Thousands visit Panzer Firehouse to reconnect with their American friends

Photo by Balmina Sehra

Story by Balmina Sehra

USAG Stuttgart Public Affairs


STUTTGART, Germany – The grand re-opening of the Panzer Firehouse lured thousands of local residents to come and peek behind the curtain of the American military presence in Böblingen, May 1. 

The visitors flooded the firehouse, excited to see what’s behind the fence and reconnect with their fellow Americans.

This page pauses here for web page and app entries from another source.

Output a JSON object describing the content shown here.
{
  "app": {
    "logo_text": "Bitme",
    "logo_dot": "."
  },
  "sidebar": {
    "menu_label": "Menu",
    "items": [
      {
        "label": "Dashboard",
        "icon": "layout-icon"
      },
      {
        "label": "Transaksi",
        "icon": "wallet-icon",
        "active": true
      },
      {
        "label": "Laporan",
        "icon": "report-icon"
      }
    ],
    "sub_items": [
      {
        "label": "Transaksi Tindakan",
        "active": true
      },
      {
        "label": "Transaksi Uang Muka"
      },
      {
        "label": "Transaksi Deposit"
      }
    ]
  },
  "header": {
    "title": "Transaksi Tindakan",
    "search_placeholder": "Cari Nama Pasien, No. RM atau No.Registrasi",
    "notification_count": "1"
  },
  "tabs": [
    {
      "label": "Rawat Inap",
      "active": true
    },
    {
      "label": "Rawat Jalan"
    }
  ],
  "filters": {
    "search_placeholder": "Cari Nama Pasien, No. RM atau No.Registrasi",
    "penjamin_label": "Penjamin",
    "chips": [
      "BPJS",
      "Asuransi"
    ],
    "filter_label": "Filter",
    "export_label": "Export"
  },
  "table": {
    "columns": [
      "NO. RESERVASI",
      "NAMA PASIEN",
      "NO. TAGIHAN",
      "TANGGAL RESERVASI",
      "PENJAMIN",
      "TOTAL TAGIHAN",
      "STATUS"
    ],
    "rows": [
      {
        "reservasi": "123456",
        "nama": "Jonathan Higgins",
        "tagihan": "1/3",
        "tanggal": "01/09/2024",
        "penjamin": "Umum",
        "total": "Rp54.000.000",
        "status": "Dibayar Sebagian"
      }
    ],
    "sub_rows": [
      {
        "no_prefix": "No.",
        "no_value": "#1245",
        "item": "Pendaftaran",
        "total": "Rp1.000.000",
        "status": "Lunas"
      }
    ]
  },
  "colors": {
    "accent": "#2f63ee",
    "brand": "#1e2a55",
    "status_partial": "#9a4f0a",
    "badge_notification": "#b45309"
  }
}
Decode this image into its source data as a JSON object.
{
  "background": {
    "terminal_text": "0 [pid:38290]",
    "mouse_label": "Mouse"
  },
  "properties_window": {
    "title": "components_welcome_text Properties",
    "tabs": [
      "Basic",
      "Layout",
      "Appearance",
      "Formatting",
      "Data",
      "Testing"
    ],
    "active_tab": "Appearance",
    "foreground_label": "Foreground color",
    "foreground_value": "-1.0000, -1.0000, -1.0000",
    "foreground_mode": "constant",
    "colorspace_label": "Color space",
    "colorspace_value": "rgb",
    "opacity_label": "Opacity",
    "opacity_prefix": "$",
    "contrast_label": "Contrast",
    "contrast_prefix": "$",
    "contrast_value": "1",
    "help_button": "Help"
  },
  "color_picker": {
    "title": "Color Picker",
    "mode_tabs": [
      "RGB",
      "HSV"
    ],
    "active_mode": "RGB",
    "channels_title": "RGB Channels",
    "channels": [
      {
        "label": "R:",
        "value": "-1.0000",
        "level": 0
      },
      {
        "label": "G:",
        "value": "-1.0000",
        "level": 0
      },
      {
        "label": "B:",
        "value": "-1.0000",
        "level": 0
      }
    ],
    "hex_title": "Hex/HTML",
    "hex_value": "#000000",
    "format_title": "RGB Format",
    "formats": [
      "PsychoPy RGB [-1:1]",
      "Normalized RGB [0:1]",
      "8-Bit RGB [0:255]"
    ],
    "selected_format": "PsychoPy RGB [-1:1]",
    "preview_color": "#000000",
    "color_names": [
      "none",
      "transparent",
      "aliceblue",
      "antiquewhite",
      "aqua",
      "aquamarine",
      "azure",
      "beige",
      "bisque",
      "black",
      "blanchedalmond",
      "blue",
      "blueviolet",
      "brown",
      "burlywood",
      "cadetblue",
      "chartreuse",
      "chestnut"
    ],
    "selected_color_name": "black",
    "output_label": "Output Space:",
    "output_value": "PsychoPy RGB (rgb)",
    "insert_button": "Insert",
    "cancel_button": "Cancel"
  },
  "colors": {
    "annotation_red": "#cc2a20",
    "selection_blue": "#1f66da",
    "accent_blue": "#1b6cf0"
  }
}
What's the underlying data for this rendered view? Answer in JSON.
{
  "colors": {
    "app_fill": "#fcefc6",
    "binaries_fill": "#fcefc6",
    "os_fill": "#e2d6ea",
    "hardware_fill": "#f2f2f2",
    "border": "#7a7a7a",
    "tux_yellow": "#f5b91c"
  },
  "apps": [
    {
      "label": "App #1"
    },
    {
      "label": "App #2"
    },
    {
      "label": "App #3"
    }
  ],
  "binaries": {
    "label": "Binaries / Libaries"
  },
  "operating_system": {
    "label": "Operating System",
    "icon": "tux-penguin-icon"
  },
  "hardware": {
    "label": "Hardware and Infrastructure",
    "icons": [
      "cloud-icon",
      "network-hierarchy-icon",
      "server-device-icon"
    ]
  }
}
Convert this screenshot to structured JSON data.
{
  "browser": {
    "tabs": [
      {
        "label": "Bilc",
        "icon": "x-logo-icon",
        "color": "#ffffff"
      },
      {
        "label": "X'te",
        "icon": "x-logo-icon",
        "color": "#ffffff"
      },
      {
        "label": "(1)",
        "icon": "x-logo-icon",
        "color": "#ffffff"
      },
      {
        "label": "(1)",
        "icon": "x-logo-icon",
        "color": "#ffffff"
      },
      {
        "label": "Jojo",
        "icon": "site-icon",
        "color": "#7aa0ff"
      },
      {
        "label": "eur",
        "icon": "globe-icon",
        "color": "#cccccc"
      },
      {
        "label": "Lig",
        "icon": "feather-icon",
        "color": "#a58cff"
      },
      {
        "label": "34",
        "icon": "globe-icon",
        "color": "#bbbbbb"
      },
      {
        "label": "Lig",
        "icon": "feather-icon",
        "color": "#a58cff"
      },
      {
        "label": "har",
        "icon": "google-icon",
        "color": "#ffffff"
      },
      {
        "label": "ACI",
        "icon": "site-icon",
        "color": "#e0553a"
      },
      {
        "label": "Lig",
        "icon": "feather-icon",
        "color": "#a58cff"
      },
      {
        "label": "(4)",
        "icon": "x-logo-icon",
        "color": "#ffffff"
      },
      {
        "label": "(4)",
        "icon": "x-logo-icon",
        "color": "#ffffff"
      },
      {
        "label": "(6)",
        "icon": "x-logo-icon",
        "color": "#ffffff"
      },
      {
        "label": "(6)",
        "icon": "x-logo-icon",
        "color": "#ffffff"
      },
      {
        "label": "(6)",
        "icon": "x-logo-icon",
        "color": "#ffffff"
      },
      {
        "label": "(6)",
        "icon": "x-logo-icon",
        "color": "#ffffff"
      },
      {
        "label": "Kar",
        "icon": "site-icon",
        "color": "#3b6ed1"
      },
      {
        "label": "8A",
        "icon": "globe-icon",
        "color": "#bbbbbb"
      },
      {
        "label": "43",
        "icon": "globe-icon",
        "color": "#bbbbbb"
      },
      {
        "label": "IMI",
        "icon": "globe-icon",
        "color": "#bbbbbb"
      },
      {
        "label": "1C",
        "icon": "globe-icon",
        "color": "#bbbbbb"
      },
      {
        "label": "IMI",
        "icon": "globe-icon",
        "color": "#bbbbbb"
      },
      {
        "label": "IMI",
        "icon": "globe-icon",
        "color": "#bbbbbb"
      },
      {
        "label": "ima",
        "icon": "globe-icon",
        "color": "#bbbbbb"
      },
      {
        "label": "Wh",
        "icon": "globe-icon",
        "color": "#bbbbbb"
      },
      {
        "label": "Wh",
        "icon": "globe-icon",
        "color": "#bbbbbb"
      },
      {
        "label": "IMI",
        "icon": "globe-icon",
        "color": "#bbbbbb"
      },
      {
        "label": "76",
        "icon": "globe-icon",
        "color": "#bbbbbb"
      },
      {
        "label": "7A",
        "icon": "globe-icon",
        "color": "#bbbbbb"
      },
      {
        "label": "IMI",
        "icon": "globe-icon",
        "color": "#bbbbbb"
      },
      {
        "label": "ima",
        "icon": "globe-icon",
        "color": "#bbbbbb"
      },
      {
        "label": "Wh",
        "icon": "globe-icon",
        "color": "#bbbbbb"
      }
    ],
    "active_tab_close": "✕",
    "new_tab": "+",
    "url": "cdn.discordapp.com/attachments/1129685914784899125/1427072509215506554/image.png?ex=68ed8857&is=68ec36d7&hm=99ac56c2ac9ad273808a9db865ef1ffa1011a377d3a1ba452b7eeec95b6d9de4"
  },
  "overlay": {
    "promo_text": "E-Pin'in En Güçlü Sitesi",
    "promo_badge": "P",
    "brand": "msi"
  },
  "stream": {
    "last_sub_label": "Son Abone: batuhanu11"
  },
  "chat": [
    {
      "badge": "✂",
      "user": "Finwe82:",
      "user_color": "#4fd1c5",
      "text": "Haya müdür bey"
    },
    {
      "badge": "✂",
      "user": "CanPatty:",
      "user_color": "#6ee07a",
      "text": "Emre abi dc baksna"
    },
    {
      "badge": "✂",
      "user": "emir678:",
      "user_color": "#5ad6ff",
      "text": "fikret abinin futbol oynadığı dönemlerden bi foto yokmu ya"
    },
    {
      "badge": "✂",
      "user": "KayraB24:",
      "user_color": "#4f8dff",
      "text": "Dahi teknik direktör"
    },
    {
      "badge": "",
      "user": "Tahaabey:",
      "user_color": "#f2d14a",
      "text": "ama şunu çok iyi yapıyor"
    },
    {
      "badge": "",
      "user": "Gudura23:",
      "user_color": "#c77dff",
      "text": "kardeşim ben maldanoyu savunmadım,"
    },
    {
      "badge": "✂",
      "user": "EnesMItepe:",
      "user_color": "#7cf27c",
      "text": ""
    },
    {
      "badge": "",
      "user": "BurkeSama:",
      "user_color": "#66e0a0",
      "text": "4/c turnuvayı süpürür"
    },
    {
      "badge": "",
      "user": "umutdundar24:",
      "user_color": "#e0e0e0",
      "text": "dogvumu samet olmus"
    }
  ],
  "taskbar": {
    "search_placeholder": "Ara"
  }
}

The event gave locals the opportunity to get closer to the American military and learn more about the history of the venue, which since its construction in the 1930s had been a German officer’s club, a bar, an American hotel, and now a firehouse and community center. 

On the premise, visitors could purchase hotdogs, burgers, and some American chips, making the experience unique for many and nostalgic for some, like Thomas Fränzle who remembered when the American bases were guarded less heavily. 

“I find it nice that the doors are open again,” Fränzle said. “My parents always speak of how we used to spend Independence Day with the Americans when I was a child.” 

Photo by Balmina Sehra

Fränzle is not the only person who remembers a time when socializing with Americans was much less complicated. “My children used to play soccer with the American children, and I have very fond memories of that time,” said Uwe Painke, Head of an educational organization in the local region. 

But when the walls went up after 9/11, Painke said it felt like the Americans moved to another planet. “It’s like when you look at the moon, it’s close and yet so far away.” 

Photo by Balmina Sehra

It wasn’t just the firehouse the locals enjoyed getting to see up close, many enjoyed having a chat with USAG Stuttgart Commander Col. Matt Ziglar. 

“I got to talk to the Colonel and told him that I thought it was good that they opened up,” said Painke. “I was amazed that he was so calm around all these people. Usually when you see a head of state or someone similar to that position they are surrounded by bodyguards, but he just mingled amongst the people which I really appreciated.”

Manfred Nagel and his brother Gerhardt also liked that Ziglar showed himself from a very approachable side that day. Their mother used to work in the kitchen of the firehouse right after the war. 

Photo by Balmina Sehra


“We came for the memories,” said Manfred. “It was our main priority to see the kitchen and Col. Ziglar took the time to show us around there, which was pretty exciting.”

Painke hopes the Firehouse grand re-opening is just the first of many cross-cultural events.

 “I think any form of encounter between two nations is a good thing and I feel there should be more opportunities like this one,” he said. 


Photo by Balmina Sehra